Keeko’s husband, Shinri, didn’t mind having people in his house, but he mostly stayed in the other room while the group studied. But he seemed drawn to Ralph, and the two would often strike up a conversation afterward. They had a lot in common, including an interest in athletics and outdoor adventure. Even with Stage 4 throat cancer, Shinri had managed to remain active, and Ralph admired that.
When COVID-19 hit Japan, the group’s desire to continue was so strong that they begged Ralph to keep teaching. Ralph gladly agreed, making sure they followed social distancing guidelines.
One night, as Ralph opened his Bible to begin, Shinri wandered in, took a seat, and looked toward him expectantly. Ralph felt a shot of adrenaline—Shinri had never participated in the study, and the topic Ralph had felt led to prepare for that evening was salvation and eternal life.
During the lesson, Shinri interrupted him. “Eternal life?” he asked. “What is this, ‘eternal life’ thing you’re talking about?”
Did he really just ask me that? Eagerly, Ralph explained what eternal life is, what it means for Christians, and how they can receive that gift through Jesus Christ. “Eternal life isn’t just about someday,” he shared. “It starts if you receive Jesus today.”
“Yes, if you receive Jesus,” Ralph emphasized. “Is that something you think you want to do?”
Right then, in the middle of the Bible study, in front of the group, Shinri welcomed Jesus into his life. Ralph glanced at Keeko, who stared on in stunned silence.
As Ralph and Shinri started to connect regularly, discussing Jesus, Scripture, and even some deeper theological issues, Shinri wanted to know how he could overcome the fear of death.
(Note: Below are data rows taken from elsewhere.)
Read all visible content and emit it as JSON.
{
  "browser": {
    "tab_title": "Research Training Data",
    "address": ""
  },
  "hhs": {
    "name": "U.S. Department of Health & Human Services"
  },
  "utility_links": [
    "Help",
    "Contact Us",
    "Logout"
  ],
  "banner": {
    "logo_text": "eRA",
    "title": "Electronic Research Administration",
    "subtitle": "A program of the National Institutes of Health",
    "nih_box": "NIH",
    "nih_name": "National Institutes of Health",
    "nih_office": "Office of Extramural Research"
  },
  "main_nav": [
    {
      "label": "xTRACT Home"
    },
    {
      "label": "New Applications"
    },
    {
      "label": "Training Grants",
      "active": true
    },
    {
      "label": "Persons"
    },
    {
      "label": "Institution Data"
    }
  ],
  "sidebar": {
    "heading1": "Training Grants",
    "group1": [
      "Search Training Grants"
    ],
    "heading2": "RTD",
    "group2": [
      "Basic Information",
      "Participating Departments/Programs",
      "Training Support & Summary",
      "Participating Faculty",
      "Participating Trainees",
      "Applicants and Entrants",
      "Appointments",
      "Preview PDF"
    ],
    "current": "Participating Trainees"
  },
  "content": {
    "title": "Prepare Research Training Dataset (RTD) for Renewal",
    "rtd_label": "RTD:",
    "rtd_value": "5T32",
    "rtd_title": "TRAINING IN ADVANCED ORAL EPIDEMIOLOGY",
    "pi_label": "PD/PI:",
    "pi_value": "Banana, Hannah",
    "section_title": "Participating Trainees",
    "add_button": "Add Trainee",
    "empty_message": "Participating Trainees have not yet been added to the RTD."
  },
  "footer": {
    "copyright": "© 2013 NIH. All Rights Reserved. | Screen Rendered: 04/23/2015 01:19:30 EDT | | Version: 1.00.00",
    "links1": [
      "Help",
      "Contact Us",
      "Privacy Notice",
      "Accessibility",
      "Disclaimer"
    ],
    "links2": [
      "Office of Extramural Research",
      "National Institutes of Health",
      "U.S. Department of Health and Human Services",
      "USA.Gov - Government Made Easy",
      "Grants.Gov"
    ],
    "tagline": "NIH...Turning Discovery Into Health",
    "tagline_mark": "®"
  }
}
His cancer was growing worse and had metastasized. “If you die,” Ralph told him, “you’ll be way better off than the rest of us because you’re going to be with Jesus.”
When Ralph explained baptism, Shinri grew excited about how coming up from the water symbolizes new life. He wanted to identify with Jesus in this way, and as he was lifted out of the water during his own baptism, Shinri pumped his fist and shouted for joy.
Shinri’s health continued to decline, and he was soon in so much pain that he couldn’t get out of bed. But he refused his doctor’s orders to be readmitted to the hospital. “If I go, I will probably never make it home again. And if I’m in the hospital, I can’t be in the Bible studies.”
During the last study Shinri attended, he could no longer speak. Ralph ended that evening with Psalm 23:6: “Surely goodness and mercy shall follow me all the days of my life, and I shall dwell in the house of the LORD forever.” Shinri squeezed Ralph’s hand, as if to communicate confidence that eternal life was his.
A few days later, Shinri went to be with Jesus. He leaves a testimony to the saving power of God, a testimony observed by many Japanese around him – a message that God may use to draw more souls to Himself.
In a land where less than 1% of its 125 million inhabitants know Jesus, a light like Shinri’s shines brightly in the darkness, even after he is gone.